## Extracted material
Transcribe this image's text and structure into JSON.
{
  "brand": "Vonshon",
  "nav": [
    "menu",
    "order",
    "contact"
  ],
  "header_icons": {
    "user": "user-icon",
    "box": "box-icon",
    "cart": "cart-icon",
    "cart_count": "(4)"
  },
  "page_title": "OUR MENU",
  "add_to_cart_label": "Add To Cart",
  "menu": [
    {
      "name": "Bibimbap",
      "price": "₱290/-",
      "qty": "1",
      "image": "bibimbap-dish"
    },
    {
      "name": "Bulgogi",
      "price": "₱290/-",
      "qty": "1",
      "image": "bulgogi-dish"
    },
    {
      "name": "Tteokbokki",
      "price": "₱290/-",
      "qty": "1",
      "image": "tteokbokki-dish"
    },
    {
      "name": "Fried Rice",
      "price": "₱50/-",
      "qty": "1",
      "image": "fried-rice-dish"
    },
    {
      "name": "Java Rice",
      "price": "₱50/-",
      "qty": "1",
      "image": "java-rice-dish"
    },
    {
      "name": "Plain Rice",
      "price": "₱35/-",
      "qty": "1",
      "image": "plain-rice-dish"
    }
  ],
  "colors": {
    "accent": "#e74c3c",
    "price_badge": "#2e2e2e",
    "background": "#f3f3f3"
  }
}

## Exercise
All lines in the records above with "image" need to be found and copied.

## Answer to the problem
Transcribe this image's text and structure into JSON.
      "image": "bibimbap-dish"
      "image": "bulgogi-dish"
      "image": "tteokbokki-dish"
      "image": "fried-rice-dish"
      "image": "java-rice-dish"
      "image": "plain-rice-dish"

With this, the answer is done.